access to technical support and to inputs, research-development activities, processing poultry products). As other favourable development factors, it is necessary to make use of national, regional and international co-operation. Information and research networks, South-South and North-South co-operation programs must also be developed and better exploited. Back References Aklobessi, K.K., Kenkou, G.K et Kougbenya, L. (1993): Manuel de formation pour la collecte de donnes de base sur lAviculture Rurale. RADAR CRDI - Lom (Togo), 32p. Novembre 1993. Amgee, Y. (1997): Communication personnelle. Anonymous (1995): Situation de rfrence du petit levage au Togo. Rapport technique, PNPE, Atakpam, Togo. Anonymous (1997): Rapport annuel des activits 1996. PNPE, Atakpam, Togo, Mars 1997. Badj, Y. et Bebay, C. (1998): Exprience du PNPE en matire damlioration de laviculture traditionnelle. Communication lAtelier National and and training of marketing

Prepared by: Dr.Ali Mohamed Ali Iye ( Ali Kanu)

sur le Petit levage au Togo. PNPE - Projet Tog 89/003. Nangbeto, 13 - 15 Mai 1998. Branckaert, R. (1995): FAO and rural poultry. In: Sonaiya, E. B. (Ed.). Sustainable Rural Poultry Production in Africa.
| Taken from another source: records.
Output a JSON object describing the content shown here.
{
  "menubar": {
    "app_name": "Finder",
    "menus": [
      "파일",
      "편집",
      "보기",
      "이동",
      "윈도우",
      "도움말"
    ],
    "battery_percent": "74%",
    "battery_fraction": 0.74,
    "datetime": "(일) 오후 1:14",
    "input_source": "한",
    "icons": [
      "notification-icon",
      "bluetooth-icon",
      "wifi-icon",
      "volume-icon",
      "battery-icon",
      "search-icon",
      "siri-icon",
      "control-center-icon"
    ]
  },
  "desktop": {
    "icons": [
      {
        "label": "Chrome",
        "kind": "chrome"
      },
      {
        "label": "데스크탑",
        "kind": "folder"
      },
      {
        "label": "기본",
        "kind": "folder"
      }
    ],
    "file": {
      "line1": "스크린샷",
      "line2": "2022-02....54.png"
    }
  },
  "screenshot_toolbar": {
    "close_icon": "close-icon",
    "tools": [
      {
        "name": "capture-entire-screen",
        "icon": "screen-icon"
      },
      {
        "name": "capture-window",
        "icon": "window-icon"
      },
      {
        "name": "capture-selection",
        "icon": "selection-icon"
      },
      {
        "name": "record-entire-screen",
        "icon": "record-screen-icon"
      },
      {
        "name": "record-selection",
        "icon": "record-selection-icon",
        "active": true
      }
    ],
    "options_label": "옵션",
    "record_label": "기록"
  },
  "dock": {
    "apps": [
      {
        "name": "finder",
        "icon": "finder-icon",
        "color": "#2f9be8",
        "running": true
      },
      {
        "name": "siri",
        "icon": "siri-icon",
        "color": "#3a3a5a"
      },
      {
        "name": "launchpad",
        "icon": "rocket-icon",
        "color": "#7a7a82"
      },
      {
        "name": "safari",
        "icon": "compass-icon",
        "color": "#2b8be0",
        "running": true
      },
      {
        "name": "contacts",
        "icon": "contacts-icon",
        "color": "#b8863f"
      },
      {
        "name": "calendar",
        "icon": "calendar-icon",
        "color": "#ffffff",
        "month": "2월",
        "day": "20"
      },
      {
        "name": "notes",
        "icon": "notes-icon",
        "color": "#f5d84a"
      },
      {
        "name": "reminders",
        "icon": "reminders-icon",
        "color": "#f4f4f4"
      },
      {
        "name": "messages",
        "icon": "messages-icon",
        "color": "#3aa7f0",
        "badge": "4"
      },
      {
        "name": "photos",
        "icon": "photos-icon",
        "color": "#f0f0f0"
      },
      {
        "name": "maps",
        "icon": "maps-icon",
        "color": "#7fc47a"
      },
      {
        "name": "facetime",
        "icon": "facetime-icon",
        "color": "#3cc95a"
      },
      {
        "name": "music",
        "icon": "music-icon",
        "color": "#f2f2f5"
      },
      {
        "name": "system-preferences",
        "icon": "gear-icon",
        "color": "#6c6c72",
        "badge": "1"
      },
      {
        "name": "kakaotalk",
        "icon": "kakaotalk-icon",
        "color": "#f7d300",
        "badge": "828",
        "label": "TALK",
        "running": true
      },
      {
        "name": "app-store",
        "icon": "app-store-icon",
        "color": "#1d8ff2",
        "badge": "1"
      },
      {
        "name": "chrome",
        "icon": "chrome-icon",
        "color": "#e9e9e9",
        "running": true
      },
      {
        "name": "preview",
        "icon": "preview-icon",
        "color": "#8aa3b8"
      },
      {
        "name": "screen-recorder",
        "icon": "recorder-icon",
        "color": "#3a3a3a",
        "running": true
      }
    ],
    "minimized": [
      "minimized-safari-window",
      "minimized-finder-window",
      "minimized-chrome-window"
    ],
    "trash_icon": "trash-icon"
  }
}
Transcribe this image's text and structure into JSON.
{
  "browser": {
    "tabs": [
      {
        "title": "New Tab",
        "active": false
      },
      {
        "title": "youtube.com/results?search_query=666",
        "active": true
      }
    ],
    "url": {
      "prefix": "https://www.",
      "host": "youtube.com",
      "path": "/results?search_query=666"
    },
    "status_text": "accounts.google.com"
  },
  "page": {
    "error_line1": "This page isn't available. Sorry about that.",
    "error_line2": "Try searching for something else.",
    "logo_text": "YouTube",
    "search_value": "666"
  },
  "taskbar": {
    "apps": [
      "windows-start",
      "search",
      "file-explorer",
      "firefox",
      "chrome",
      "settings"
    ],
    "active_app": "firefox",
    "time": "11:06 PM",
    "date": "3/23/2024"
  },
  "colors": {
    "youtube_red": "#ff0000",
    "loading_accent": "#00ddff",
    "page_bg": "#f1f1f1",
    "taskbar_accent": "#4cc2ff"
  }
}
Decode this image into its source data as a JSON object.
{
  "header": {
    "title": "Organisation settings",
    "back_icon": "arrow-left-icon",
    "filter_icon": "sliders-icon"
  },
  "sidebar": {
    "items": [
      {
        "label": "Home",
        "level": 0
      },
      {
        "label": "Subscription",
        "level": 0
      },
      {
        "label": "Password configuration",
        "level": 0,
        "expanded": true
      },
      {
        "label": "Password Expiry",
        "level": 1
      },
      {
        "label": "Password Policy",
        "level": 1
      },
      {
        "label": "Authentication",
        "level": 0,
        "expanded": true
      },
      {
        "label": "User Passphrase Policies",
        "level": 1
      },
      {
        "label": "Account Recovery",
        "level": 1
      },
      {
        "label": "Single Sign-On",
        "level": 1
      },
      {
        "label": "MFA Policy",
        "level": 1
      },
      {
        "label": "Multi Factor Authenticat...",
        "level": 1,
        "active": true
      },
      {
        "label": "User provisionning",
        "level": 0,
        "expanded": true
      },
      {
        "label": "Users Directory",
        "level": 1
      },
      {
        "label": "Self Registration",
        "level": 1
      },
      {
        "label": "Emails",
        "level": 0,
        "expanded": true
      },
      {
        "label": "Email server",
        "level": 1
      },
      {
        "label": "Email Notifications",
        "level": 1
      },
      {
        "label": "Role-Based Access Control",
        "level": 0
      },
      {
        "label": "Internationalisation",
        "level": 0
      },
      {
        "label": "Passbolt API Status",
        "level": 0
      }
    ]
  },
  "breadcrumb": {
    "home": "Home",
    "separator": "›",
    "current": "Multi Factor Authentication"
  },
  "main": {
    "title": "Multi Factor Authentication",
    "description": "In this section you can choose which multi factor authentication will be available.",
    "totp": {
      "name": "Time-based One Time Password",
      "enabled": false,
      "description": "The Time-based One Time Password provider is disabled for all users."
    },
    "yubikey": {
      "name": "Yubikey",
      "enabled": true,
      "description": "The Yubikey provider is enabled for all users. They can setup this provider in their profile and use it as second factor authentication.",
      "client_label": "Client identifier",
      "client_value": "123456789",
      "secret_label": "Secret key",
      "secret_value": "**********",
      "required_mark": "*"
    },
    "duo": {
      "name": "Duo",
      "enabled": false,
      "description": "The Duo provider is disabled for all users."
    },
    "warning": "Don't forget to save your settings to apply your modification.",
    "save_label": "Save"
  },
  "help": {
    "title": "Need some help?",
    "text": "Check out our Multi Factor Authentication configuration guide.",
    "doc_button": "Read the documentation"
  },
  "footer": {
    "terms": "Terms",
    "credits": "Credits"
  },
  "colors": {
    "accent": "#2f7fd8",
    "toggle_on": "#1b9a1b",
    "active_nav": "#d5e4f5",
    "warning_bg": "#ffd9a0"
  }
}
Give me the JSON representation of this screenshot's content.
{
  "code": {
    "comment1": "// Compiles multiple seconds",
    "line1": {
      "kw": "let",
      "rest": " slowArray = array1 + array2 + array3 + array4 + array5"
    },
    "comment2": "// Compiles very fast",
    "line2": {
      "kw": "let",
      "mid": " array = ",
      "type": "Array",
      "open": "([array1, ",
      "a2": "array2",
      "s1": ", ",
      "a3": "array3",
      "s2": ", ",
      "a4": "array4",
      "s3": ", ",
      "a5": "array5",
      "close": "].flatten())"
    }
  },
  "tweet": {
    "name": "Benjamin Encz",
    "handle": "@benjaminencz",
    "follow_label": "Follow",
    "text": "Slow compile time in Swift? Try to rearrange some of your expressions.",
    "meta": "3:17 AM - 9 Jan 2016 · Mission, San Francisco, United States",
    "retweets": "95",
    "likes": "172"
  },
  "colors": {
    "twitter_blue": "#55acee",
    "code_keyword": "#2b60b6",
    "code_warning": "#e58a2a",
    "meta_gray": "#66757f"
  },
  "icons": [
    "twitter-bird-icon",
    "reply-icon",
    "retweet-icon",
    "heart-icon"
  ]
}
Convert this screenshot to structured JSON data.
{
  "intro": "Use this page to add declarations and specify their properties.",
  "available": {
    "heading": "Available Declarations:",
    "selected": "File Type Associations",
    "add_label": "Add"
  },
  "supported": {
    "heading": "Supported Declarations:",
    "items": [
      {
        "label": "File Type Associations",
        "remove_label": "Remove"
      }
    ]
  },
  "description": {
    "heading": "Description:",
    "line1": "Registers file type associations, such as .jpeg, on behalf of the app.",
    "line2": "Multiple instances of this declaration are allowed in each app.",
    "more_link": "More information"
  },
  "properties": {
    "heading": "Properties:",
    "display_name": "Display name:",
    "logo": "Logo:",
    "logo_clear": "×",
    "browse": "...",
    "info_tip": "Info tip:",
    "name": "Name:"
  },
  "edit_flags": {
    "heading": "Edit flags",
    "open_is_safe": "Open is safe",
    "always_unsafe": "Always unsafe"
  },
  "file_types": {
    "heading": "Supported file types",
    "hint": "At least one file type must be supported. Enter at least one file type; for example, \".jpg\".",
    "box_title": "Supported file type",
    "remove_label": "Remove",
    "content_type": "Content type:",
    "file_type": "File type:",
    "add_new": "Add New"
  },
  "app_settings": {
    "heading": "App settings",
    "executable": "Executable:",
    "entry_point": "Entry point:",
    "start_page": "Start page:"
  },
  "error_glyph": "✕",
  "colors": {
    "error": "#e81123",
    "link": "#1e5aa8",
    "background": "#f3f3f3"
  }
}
Proceedings of an International Workshop, June 13-16, 1995, AddisAbeba, Ethiopia, pp. 24-29. FAO (1995): Elaboration dun plan de

dveloppement de llevage au Togo. Rapport technique, Vol 1. TCP/TOG/4452 - Rome, Avril 1995. FAO (1997): Programme Spcial de Scurit Alimentaire (PSSA). Composante diversification. Directives pour lincorporation de laviculture familiale amliore. Rome, Mai 1997. Guye, E.F. (1997): Diseases in village chickens: Control through ethno-veterinary medicine. ILEIA Newsletter 13 (2): 20-21. Kuit, H.G., Traor, A. and Wilson, R.T. (1986): Livestock production in Central Mali: ownership, management and productivity of poultry in the traditional sector. Tropical Animal Health and Production 18: 222-231. Ouandaogo, Z.C. (1997): Aviculture rurale et dveloppement des femmes en milieu rural.

Prepared by: Dr.Ali Mohamed Ali Iye ( Ali Kanu)

Rapport

PROMELPHA,

Ouagadougou

(Burkina-

Faso), Aot 1997. Spradbrow, P. B. and Copland, J. (1995): The control of Newcastle Disease in Asian Villages with Thermostable Vaccines. In: Sonaiya,E. B. (ed). Sustainable Rural Poultry Production in Africa. Proceedings of an International Workshop, June 13-16, 1995, Addis-Abeba, Ethiopia, pp. 94-96. Spradbrow, P. B. and Crimes, S. (1997): Local production of thermostable Newcastle disease Vaccine. ANRPD Workshop, 9-13 Dcembre 1997, MBour, Sngal. Traor, A. (1997): Expriences du Programme National de Petit Elevage (PNPE) en matire de dveloppement de laviculture villageoise au Togo: lintervention des auxiliaires villageois dlevage. ANRPD Workshop, 9-13 Dcembre 1997, MBour, Sngal. Traor, A. (1998): Conception des activits de dmonstrations sur le petit levage dans les sites du PSSA de la rgion de Mopti. Composante diversification Bamako. du Programme de Spcial de Scurit Alimentaire. Rapport de Consultation, FAO,